(l-r) Josh Stamberg, Eric Ladin, Brendan Griffin and Elizabeth Rodriguez in "The Power of Duff." (Michael Lamont)
In recent years, many pundits and commentators swirling about the 24-hour news cycle have suggested that America may be on the verge, or already embroiled in, another culture war.
If sides were be drawn in said war, it would be the humanist, secularist, diversity-supporting Liberals vs. the God-fearing, traditionalist, family-values-following Christian right. One of the main staging grounds of this battle is along the traditional party line separating Church and State. Should children be taught biblical stories in school? Is it fair to prominently display Christmas decorations in public places? Is it appropriate for people in positions of power to publicly declare their spirituality?
It is this last hot button which playwright Stephen Belber chose to press with his newest production, “The Power of Duff” at the Geffen Playhouse in West Lost Angeles.
“Duff” follows Charlie Duff (Josh Stamberg), a slick, square-jawed news anchor broadcasting out of Rochester, New York. Charlie swaggers through his life like a less charming Don Draper, bedding women and propagating his image at the expense of his marriage (he’s divorced) and his relationship with his son, Ricky (they’re not on speaking terms). Charlie’s only friends in the world are his spunky, confrontational co-host Sue (Elizabeth Raspell) and zany, lewd sportscaster John (Brendan Griffin).
Then, everything changes when Charlie gets word that his distant father has dropped dead of a heart attack. Struck by grief, guilt, and feelings of mortality, Charlie feels his masculine facade fading fast. The next evening, at the end of his broadcast, the newscaster breaks into an impromptu prayer, urging his audience to send their blessings to the spirit of his passed father. It’s a rare moment of honest transparency, and, for an audience of working-class stiffs, the religious appeal really hits home.
Although Charlie’s boss, sourpuss station head Scott (Eric Laden), thinks what he’s doing makes a mockery of journalism, he can’t deny the results: the ratings are soaring, the social media presence is blowing up, and Charlie is becoming something of a cult hero, all due to the power of prayer. Though Sue remains skeptical, John fully buys into the hype, encouraging Charlie to push the limit even further. Each night, Charlie says a new prayer for a new cause—the return of a kidnapped girl, the rescue of a downed prop plane, etc.—and each time, his prayer miraculously comes true.
Sensing that prayer alone isn’t enough, John convinces Charlie to actually visit one of the people he’s “blessed”—Casey, a young inmate at the Five Points penitentiary serving 75 years for murder and armed robbery. Despite his cynicism, Charlie can’t help but be charmed by the funny, eloquent young man, making him realize that the men and women he’s prayed for are not just props in his quest for redemption.

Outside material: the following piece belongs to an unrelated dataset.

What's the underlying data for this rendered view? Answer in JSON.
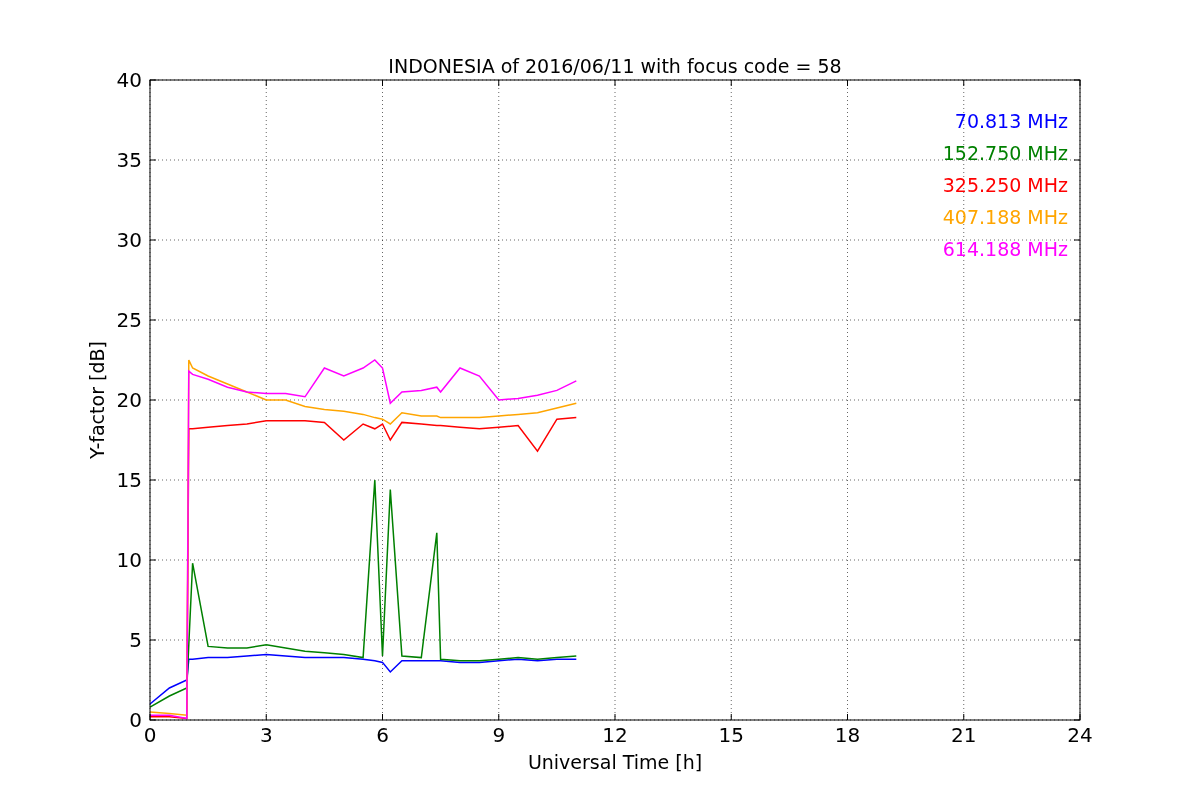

This newfound respect is put to the test when Casey is beaten half to death by guards at the prison. As the young man lays on his death bed, Scott appeals to Charlie not to pray for the young man’s recovery, as there’s no way this prayer could ever work. If a prayer of this level fails, Scott reasons, the success of all Charlie’s past prayers could be called into question. Does Charlie really believe in his own powers? Has it all been coincidence or providence? Can one man really make a difference just by praying?
Indeed, “Duff” raises many big questions, only to answer them with disappointing alacrity. Without delving into spoilers, I can safely say that every time Belber introduces a major upcoming event or point of conflict, said wrinkle is smoothed out within three or four scenes, completely neutering any dramatic tension or stakes-heightening. This kind of slapdash, rushed structure makes it feel at times as though the play was written extemporaneously, without any kind of treatment or organized beat-sheet. In addition, the entire second half of the second act feels perfunctory, with the real climax having already come and gone with the Casey storyline.

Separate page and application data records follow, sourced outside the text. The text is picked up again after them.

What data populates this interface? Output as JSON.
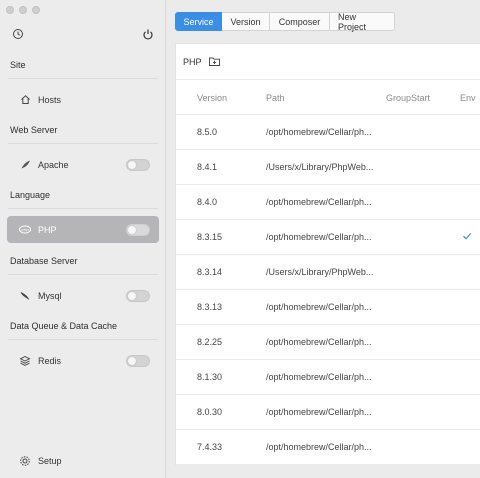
{
  "sidebar": {
    "sections": [
      {
        "title": "Site",
        "items": [
          {
            "label": "Hosts",
            "icon": "home-icon",
            "toggle": false
          }
        ]
      },
      {
        "title": "Web Server",
        "items": [
          {
            "label": "Apache",
            "icon": "feather-icon",
            "toggle": true,
            "enabled": false
          }
        ]
      },
      {
        "title": "Language",
        "items": [
          {
            "label": "PHP",
            "icon": "php-icon",
            "toggle": true,
            "enabled": false,
            "active": true
          }
        ]
      },
      {
        "title": "Database Server",
        "items": [
          {
            "label": "Mysql",
            "icon": "dolphin-icon",
            "toggle": true,
            "enabled": false
          }
        ]
      },
      {
        "title": "Data Queue & Data Cache",
        "items": [
          {
            "label": "Redis",
            "icon": "layers-icon",
            "toggle": true,
            "enabled": false
          }
        ]
      }
    ],
    "footer": {
      "label": "Setup",
      "icon": "gear-icon"
    }
  },
  "tabs": [
    {
      "label": "Service",
      "active": true
    },
    {
      "label": "Version",
      "active": false
    },
    {
      "label": "Composer",
      "active": false
    },
    {
      "label": "New Project",
      "active": false
    }
  ],
  "panel": {
    "title": "PHP",
    "columns": [
      "Version",
      "Path",
      "GroupStart",
      "Env"
    ],
    "rows": [
      {
        "version": "8.5.0",
        "path": "/opt/homebrew/Cellar/ph...",
        "env": false
      },
      {
        "version": "8.4.1",
        "path": "/Users/x/Library/PhpWeb...",
        "env": false
      },
      {
        "version": "8.4.0",
        "path": "/opt/homebrew/Cellar/ph...",
        "env": false
      },
      {
        "version": "8.3.15",
        "path": "/opt/homebrew/Cellar/ph...",
        "env": true
      },
      {
        "version": "8.3.14",
        "path": "/Users/x/Library/PhpWeb...",
        "env": false
      },
      {
        "version": "8.3.13",
        "path": "/opt/homebrew/Cellar/ph...",
        "env": false
      },
      {
        "version": "8.2.25",
        "path": "/opt/homebrew/Cellar/ph...",
        "env": false
      },
      {
        "version": "8.1.30",
        "path": "/opt/homebrew/Cellar/ph...",
        "env": false
      },
      {
        "version": "8.0.30",
        "path": "/opt/homebrew/Cellar/ph...",
        "env": false
      },
      {
        "version": "7.4.33",
        "path": "/opt/homebrew/Cellar/ph...",
        "env": false
      }
    ]
  },
  "colors": {
    "accent": "#3a8ee6",
    "active_item": "#b5b5b8"
  }
}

That being said, “Duff” has its strengths. Director Peter DuBois neatly stages the drama against a monolithic white brick wall, which, for all its minimalism, manages to really convey the harried bustle of broadcast news.
In addition, Josh Stamberg delivers a tremendously affecting performance as the titular Duff, nimbly bouncing between quippy humor and raw emotion as his character weathers a difficult spiritual awakening. Similar kudos are due to Brendan Griffin, whose lightning-quick energy boueys the often sloppy, crude prose given his character, as well extremely talented newcomer Maurice Williams, who easily steals the show with his incredibly nuanced, well-researched turn as Casey. Unfortunately, not all the performances live up to these high standards. Tanner Buchanan stumbles hastily over his lines as pouty adolescent Ricky, and the less said about Elizabeth Rodriguez’s flat, utterly tone-deaf Sue the better.
Overall, “The Power Of Duff” is entertaining and packs a solid message. However, issues of consistency in both the writing and acting departments hamper its intended impact. Nevertheless, at the heart of the play, there is something interesting being said about the state of our society’s current obsession with “equality” at any cost.
“The Power of Duff” is playing now through May 17th at the Geffen Playhouse. For more information, visit geffenplayhouse.com.